Work to complete: Treat the line containing "What's the underlying" as the first line of the answer and the last line of the data as its final line, reproducing every line between exactly.

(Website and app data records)
-- Opening Marker --
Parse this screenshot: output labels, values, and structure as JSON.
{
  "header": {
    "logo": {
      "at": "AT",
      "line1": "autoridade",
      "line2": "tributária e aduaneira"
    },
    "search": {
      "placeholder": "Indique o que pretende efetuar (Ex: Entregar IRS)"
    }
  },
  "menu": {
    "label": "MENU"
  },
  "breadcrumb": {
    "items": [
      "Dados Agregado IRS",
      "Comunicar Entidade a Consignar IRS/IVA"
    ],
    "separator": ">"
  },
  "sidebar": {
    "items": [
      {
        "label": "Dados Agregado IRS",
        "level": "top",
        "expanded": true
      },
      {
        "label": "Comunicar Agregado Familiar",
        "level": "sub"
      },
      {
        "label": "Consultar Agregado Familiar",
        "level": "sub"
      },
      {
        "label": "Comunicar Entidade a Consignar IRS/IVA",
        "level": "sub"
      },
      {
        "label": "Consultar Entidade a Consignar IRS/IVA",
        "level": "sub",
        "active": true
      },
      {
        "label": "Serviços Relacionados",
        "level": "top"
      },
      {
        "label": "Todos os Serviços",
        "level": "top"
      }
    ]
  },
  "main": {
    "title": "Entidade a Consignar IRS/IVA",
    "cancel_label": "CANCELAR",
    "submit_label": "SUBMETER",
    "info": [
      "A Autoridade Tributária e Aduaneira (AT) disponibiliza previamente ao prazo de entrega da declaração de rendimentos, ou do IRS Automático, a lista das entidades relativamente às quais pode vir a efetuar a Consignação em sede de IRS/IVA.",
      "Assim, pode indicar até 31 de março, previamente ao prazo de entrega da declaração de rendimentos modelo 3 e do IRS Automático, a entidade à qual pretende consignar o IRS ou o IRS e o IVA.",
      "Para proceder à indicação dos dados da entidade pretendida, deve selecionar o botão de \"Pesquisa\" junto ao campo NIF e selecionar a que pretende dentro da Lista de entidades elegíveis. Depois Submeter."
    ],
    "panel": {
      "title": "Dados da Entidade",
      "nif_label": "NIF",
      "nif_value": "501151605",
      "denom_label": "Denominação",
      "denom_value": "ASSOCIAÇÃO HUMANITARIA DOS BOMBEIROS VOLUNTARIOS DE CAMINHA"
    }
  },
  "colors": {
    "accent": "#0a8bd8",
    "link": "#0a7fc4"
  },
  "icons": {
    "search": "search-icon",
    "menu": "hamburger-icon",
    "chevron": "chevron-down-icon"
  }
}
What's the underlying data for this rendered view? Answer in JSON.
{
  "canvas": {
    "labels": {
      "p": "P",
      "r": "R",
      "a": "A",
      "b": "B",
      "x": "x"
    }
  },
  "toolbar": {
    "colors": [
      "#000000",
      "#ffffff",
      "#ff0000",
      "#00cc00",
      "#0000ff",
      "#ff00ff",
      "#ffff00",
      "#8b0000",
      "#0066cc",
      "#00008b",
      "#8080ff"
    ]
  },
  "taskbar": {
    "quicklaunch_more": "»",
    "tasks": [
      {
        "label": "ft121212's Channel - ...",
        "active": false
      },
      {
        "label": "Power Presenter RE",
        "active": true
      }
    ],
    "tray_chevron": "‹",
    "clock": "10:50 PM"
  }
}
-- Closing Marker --
Answer for this exercise:
What's the underlying data for this rendered view? Answer in JSON.
{
  "canvas": {
    "labels": {
      "p": "P",
      "r": "R",
      "a": "A",
      "b": "B",
      "x": "x"
    }
  },
  "toolbar": {
    "colors": [
      "#000000",
      "#ffffff",
      "#ff0000",
      "#00cc00",
      "#0000ff",
      "#ff00ff",
      "#ffff00",
      "#8b0000",
      "#0066cc",
      "#00008b",
      "#8080ff"
    ]
  },
  "taskbar": {
    "quicklaunch_more": "»",
    "tasks": [
      {
        "label": "ft121212's Channel - ...",
        "active": false
      },
      {
        "label": "Power Presenter RE",
        "active": true
      }
    ],
    "tray_chevron": "‹",
    "clock": "10:50 PM"
  }
}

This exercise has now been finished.